And it’s all been free of charge. In lieu of payment, the companies ask merely for us to provide a peek into our most private lives and telling habits. We provide real-time information about families, friends, our likes and dislikes, locations, travel, eating, drinking, reading and viewing habits — and much more.
In short, we consent to be not their customer, but their product. They sell to third parties an opportunity to sell us things, to tell us all kinds of stories — true or trivial or just made up — and to influence our behavior as consumers and citizens.
For many, it has seemed a healthy exchange. You keep me in touch with my friends, long-lost cousins and classmates, and I’ll let you have access to everything you want to know in order to sell my attention to your clients.
But the tides are turning. Many have been outraged by revelations that Russians and other have exploited Facebook’s close knowledge of we, the users, to further inflame our public discourse, and how third-parties unscrupulously used users’ personal data without their consent.

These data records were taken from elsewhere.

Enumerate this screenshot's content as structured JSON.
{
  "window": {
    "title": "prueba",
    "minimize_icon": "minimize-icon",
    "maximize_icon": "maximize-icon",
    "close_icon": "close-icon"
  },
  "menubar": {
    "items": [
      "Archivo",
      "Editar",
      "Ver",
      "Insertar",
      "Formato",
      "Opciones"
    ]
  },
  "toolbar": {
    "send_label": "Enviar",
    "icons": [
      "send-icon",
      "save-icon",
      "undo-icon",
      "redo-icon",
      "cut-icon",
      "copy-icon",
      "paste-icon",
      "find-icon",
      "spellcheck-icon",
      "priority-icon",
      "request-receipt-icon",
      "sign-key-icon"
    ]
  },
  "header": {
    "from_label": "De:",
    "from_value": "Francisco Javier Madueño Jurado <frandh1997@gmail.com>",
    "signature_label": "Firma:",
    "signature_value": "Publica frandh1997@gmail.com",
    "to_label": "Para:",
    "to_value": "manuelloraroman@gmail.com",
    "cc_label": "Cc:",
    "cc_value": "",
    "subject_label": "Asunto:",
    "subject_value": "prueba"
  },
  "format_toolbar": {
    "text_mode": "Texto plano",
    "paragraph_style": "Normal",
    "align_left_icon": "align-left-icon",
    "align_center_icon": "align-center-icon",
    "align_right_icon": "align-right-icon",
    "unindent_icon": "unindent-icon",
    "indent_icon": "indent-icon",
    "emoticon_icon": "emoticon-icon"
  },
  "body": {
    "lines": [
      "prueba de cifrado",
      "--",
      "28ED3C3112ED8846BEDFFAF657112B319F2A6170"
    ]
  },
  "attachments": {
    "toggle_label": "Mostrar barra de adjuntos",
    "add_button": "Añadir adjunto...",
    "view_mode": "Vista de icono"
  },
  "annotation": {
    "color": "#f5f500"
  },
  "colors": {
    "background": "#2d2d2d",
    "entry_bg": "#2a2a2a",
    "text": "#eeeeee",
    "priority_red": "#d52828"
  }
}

In its wake, more of us are second-guessing our relationship with Facebook, and with the countless other firms that trade access to our private lives for their otherwise free services.
Most Americans aren’t ready to cut ties to their social media sources. But the companies would be foolish to ignore this moment of recalibration. The companies, and the users and everyone involved, should commit to auditing these relationships, if they are to remain healthy.
What should happen next?
We need a three-part compact between the Internet titans, users and government:
1. Companies are going to want to use our information — from search histories to friends lists to social media likes and dislikes — to better target the ads they sell to third parties. Fair enough. But they should make it easier for users to opt out and limit what information can be used.
They must enable users to block any firm from providing that information in a way that identifies the user to a third party. When exceptions are required by law, the users should be informed and the companies should insist on a subpoena or warrant.
2. Users should audit privacy settings on each app they use, and take the critical step of reconsidering which apps they sign into through Twitter, Google or Facebook. How well do you really trust the company behind the latest app you installed on your phone?
3. Congress and other governments must demand accountability from Facebook and others and insist on strong firewalls between the identities of the people whose data they use to sell adds and the firms who purchase them.
Editorial by The Dallas Morning News